_Assignment_
Line filter on the word "用户最后一次登录时间": copy each matching line from the entries.
==== Given records
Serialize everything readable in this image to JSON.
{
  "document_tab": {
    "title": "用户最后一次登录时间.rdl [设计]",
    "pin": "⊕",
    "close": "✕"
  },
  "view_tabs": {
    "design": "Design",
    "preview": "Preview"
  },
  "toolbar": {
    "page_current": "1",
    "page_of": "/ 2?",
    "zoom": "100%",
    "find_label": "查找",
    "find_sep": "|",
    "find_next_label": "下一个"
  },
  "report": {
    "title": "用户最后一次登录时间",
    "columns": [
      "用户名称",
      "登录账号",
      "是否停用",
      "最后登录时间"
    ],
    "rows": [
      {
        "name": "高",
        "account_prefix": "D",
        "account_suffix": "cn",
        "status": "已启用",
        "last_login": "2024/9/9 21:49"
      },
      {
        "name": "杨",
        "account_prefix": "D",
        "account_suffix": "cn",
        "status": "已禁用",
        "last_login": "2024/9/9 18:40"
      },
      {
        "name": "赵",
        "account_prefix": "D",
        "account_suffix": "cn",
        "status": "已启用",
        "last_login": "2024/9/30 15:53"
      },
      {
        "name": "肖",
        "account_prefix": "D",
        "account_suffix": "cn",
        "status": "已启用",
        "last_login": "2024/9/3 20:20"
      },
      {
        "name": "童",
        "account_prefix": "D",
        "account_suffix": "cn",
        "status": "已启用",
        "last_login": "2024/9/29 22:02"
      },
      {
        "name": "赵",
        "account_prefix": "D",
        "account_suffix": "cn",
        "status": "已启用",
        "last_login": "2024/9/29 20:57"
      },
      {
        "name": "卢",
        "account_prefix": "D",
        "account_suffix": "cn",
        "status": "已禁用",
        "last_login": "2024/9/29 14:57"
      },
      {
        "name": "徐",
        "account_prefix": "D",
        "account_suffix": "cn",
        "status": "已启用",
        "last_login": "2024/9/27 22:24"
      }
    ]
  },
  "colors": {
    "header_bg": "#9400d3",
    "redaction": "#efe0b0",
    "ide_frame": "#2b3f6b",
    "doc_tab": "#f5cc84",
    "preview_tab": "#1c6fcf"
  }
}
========
_Final answer_
    "title": "用户最后一次登录时间.rdl [设计]",
    "title": "用户最后一次登录时间",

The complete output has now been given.